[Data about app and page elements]
++++++++++++++++++++
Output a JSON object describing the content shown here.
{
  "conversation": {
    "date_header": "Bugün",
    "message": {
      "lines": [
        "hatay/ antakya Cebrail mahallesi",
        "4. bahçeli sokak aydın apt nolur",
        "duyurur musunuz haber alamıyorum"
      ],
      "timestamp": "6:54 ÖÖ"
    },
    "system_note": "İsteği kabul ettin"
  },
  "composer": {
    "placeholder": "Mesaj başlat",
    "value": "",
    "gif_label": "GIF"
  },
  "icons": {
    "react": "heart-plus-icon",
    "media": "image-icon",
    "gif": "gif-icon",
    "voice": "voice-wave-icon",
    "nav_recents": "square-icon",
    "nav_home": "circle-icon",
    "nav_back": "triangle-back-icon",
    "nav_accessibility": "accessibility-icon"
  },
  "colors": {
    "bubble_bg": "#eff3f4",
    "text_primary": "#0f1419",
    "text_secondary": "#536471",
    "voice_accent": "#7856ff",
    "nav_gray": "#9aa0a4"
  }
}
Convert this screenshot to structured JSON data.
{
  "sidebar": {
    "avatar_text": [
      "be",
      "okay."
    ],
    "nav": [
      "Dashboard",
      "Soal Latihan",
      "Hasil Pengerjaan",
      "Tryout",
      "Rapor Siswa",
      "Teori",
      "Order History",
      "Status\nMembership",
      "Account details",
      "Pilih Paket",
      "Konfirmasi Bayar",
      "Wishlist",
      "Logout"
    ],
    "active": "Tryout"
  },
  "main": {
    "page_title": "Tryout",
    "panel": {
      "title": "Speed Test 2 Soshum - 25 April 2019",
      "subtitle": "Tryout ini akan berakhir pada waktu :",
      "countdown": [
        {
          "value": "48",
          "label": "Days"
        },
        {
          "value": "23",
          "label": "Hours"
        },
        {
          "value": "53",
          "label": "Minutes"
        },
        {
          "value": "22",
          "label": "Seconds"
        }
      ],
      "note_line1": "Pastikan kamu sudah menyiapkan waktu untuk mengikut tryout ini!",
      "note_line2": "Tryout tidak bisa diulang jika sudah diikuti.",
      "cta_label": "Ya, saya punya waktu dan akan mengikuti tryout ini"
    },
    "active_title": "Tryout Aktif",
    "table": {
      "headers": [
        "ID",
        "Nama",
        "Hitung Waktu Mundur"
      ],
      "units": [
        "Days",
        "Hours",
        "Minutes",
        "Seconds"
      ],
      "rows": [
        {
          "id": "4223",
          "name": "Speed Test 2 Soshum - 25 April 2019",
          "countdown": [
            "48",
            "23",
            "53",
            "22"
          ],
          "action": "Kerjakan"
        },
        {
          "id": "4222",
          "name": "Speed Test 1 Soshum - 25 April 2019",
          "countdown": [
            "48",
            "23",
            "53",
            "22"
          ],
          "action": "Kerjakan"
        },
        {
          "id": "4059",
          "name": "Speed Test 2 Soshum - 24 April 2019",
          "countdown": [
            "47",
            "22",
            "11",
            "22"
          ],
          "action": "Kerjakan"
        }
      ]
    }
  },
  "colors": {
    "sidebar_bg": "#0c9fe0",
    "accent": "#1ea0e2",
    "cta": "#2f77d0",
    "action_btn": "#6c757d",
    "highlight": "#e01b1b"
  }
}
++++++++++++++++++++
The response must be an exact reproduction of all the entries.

EXERCISE ANSWER
Output a JSON object describing the content shown here.
{
  "conversation": {
    "date_header": "Bugün",
    "message": {
      "lines": [
        "hatay/ antakya Cebrail mahallesi",
        "4. bahçeli sokak aydın apt nolur",
        "duyurur musunuz haber alamıyorum"
      ],
      "timestamp": "6:54 ÖÖ"
    },
    "system_note": "İsteği kabul ettin"
  },
  "composer": {
    "placeholder": "Mesaj başlat",
    "value": "",
    "gif_label": "GIF"
  },
  "icons": {
    "react": "heart-plus-icon",
    "media": "image-icon",
    "gif": "gif-icon",
    "voice": "voice-wave-icon",
    "nav_recents": "square-icon",
    "nav_home": "circle-icon",
    "nav_back": "triangle-back-icon",
    "nav_accessibility": "accessibility-icon"
  },
  "colors": {
    "bubble_bg": "#eff3f4",
    "text_primary": "#0f1419",
    "text_secondary": "#536471",
    "voice_accent": "#7856ff",
    "nav_gray": "#9aa0a4"
  }
}
Convert this screenshot to structured JSON data.
{
  "sidebar": {
    "avatar_text": [
      "be",
      "okay."
    ],
    "nav": [
      "Dashboard",
      "Soal Latihan",
      "Hasil Pengerjaan",
      "Tryout",
      "Rapor Siswa",
      "Teori",
      "Order History",
      "Status\nMembership",
      "Account details",
      "Pilih Paket",
      "Konfirmasi Bayar",
      "Wishlist",
      "Logout"
    ],
    "active": "Tryout"
  },
  "main": {
    "page_title": "Tryout",
    "panel": {
      "title": "Speed Test 2 Soshum - 25 April 2019",
      "subtitle": "Tryout ini akan berakhir pada waktu :",
      "countdown": [
        {
          "value": "48",
          "label": "Days"
        },
        {
          "value": "23",
          "label": "Hours"
        },
        {
          "value": "53",
          "label": "Minutes"
        },
        {
          "value": "22",
          "label": "Seconds"
        }
      ],
      "note_line1": "Pastikan kamu sudah menyiapkan waktu untuk mengikut tryout ini!",
      "note_line2": "Tryout tidak bisa diulang jika sudah diikuti.",
      "cta_label": "Ya, saya punya waktu dan akan mengikuti tryout ini"
    },
    "active_title": "Tryout Aktif",
    "table": {
      "headers": [
        "ID",
        "Nama",
        "Hitung Waktu Mundur"
      ],
      "units": [
        "Days",
        "Hours",
        "Minutes",
        "Seconds"
      ],
      "rows": [
        {
          "id": "4223",
          "name": "Speed Test 2 Soshum - 25 April 2019",
          "countdown": [
            "48",
            "23",
            "53",
            "22"
          ],
          "action": "Kerjakan"
        },
        {
          "id": "4222",
          "name": "Speed Test 1 Soshum - 25 April 2019",
          "countdown": [
            "48",
            "23",
            "53",
            "22"
          ],
          "action": "Kerjakan"
        },
        {
          "id": "4059",
          "name": "Speed Test 2 Soshum - 24 April 2019",
          "countdown": [
            "47",
            "22",
            "11",
            "22"
          ],
          "action": "Kerjakan"
        }
      ]
    }
  },
  "colors": {
    "sidebar_bg": "#0c9fe0",
    "accent": "#1ea0e2",
    "cta": "#2f77d0",
    "action_btn": "#6c757d",
    "highlight": "#e01b1b"
  }
}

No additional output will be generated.